• **EXERCISE AIM**: From the line containing "Parse this screenshot: output" through the last line of the records below, each line is to be repeated exactly; pictures are to be omitted.

[Source records]
# # #

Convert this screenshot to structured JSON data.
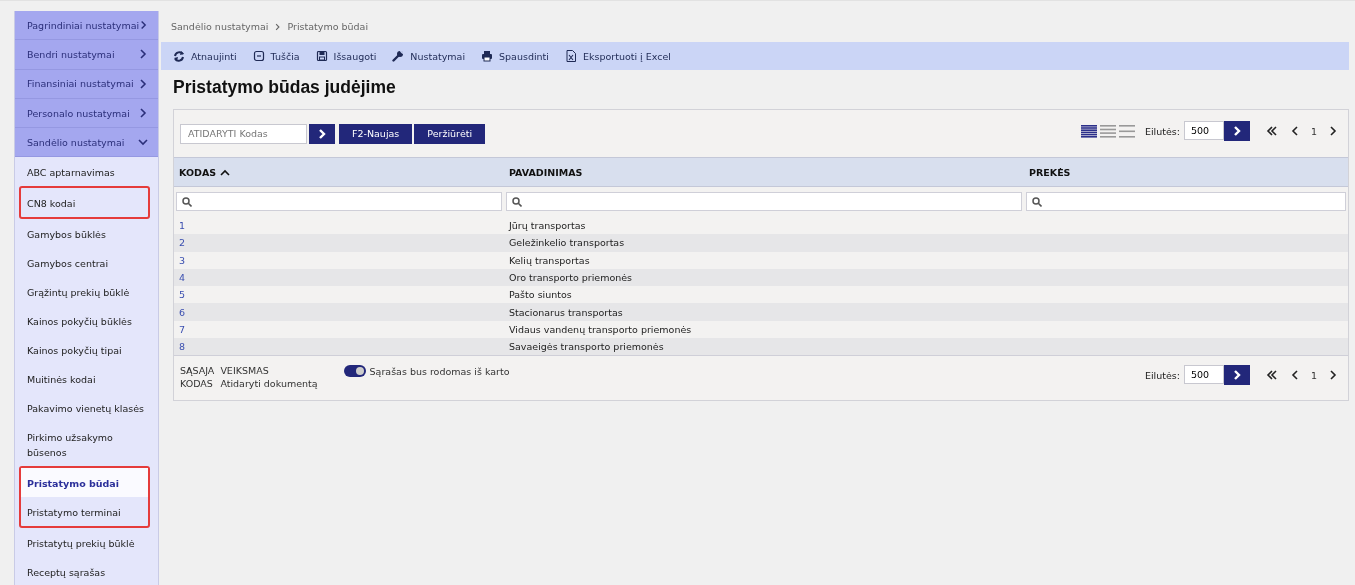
{
  "sidebar": {
    "groups": [
      {
        "label": "Pagrindiniai nustatymai",
        "expanded": false
      },
      {
        "label": "Bendri nustatymai",
        "expanded": false
      },
      {
        "label": "Finansiniai nustatymai",
        "expanded": false
      },
      {
        "label": "Personalo nustatymai",
        "expanded": false
      },
      {
        "label": "Sandėlio nustatymai",
        "expanded": true,
        "children": [
          {
            "label": "ABC aptarnavimas",
            "selected": false,
            "highlighted": false
          },
          {
            "label": "CN8 kodai",
            "selected": false,
            "highlighted": true
          },
          {
            "label": "Gamybos būklės",
            "selected": false,
            "highlighted": false
          },
          {
            "label": "Gamybos centrai",
            "selected": false,
            "highlighted": false
          },
          {
            "label": "Grąžintų prekių būklė",
            "selected": false,
            "highlighted": false
          },
          {
            "label": "Kainos pokyčių būklės",
            "selected": false,
            "highlighted": false
          },
          {
            "label": "Kainos pokyčių tipai",
            "selected": false,
            "highlighted": false
          },
          {
            "label": "Muitinės kodai",
            "selected": false,
            "highlighted": false
          },
          {
            "label": "Pakavimo vienetų klasės",
            "selected": false,
            "highlighted": false
          },
          {
            "label": "Pirkimo užsakymo būsenos",
            "selected": false,
            "highlighted": false
          },
          {
            "label": "Pristatymo būdai",
            "selected": true,
            "highlighted": true
          },
          {
            "label": "Pristatymo terminai",
            "selected": false,
            "highlighted": true
          },
          {
            "label": "Pristatytų prekių būklė",
            "selected": false,
            "highlighted": false
          },
          {
            "label": "Receptų sąrašas",
            "selected": false,
            "highlighted": false
          }
        ]
      }
    ]
  },
  "breadcrumb": [
    "Sandėlio nustatymai",
    "Pristatymo būdai"
  ],
  "toolbar": [
    "Atnaujinti",
    "Tuščia",
    "Išsaugoti",
    "Nustatymai",
    "Spausdinti",
    "Eksportuoti į Excel"
  ],
  "title": "Pristatymo būdas judėjime",
  "filter_bar": {
    "open_field": {
      "placeholder": "ATIDARYTI Kodas"
    },
    "buttons": [
      "F2-Naujas",
      "Peržiūrėti"
    ],
    "density_options": [
      {
        "selected": true
      },
      {
        "selected": false
      },
      {
        "selected": false
      }
    ],
    "rows_label": "Eilutės:",
    "rows_value": "500",
    "page": "1"
  },
  "table": {
    "columns": [
      {
        "label": "KODAS",
        "sorted": true
      },
      {
        "label": "PAVADINIMAS",
        "sorted": false
      },
      {
        "label": "PREKĖS",
        "sorted": false
      }
    ],
    "rows": [
      [
        "1",
        "Jūrų transportas"
      ],
      [
        "2",
        "Geležinkelio transportas"
      ],
      [
        "3",
        "Kelių transportas"
      ],
      [
        "4",
        "Oro transporto priemonės"
      ],
      [
        "5",
        "Pašto siuntos"
      ],
      [
        "6",
        "Stacionarus transportas"
      ],
      [
        "7",
        "Vidaus vandenų transporto priemonės"
      ],
      [
        "8",
        "Savaeigės transporto priemonės"
      ]
    ]
  },
  "footer": {
    "legend": [
      [
        "SĄSAJA",
        "VEIKSMAS"
      ],
      [
        "KODAS",
        "Atidaryti dokumentą"
      ]
    ],
    "toggle": {
      "label": "Sąrašas bus rodomas iš karto",
      "on": true
    },
    "rows_label": "Eilutės:",
    "rows_value": "500",
    "page": "1"
  }
}
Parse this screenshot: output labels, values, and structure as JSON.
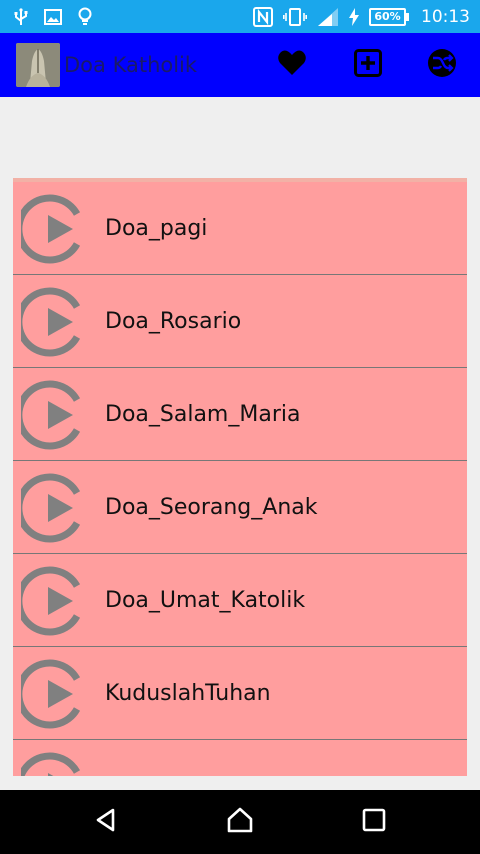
{
  "status_bar": {
    "time": "10:13",
    "battery": "60%",
    "icons": [
      "usb-icon",
      "image-icon",
      "lightbulb-icon",
      "nfc-icon",
      "vibrate-icon",
      "signal-icon",
      "charging-icon"
    ]
  },
  "app_bar": {
    "title": "Doa Katholik",
    "actions": [
      "favorite-heart-icon",
      "add-box-icon",
      "shuffle-icon"
    ]
  },
  "list": {
    "items": [
      {
        "label": "Doa_pagi"
      },
      {
        "label": "Doa_Rosario"
      },
      {
        "label": "Doa_Salam_Maria"
      },
      {
        "label": "Doa_Seorang_Anak"
      },
      {
        "label": "Doa_Umat_Katolik"
      },
      {
        "label": "KuduslahTuhan"
      },
      {
        "label": ""
      }
    ]
  },
  "nav_bar": {
    "buttons": [
      "back-icon",
      "home-icon",
      "recents-icon"
    ]
  },
  "colors": {
    "status_bar": "#1aa7ec",
    "app_bar": "#0000ff",
    "list_bg": "#ff9e9e",
    "play_icon": "#808080"
  }
}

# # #

• **SOLUTION**:
Parse this screenshot: output labels, values, and structure as JSON.
{
  "status_bar": {
    "time": "10:13",
    "battery": "60%",
    "icons": [
      "usb-icon",
      "image-icon",
      "lightbulb-icon",
      "nfc-icon",
      "vibrate-icon",
      "signal-icon",
      "charging-icon"
    ]
  },
  "app_bar": {
    "title": "Doa Katholik",
    "actions": [
      "favorite-heart-icon",
      "add-box-icon",
      "shuffle-icon"
    ]
  },
  "list": {
    "items": [
      {
        "label": "Doa_pagi"
      },
      {
        "label": "Doa_Rosario"
      },
      {
        "label": "Doa_Salam_Maria"
      },
      {
        "label": "Doa_Seorang_Anak"
      },
      {
        "label": "Doa_Umat_Katolik"
      },
      {
        "label": "KuduslahTuhan"
      },
      {
        "label": ""
      }
    ]
  },
  "nav_bar": {
    "buttons": [
      "back-icon",
      "home-icon",
      "recents-icon"
    ]
  },
  "colors": {
    "status_bar": "#1aa7ec",
    "app_bar": "#0000ff",
    "list_bg": "#ff9e9e",
    "play_icon": "#808080"
  }
}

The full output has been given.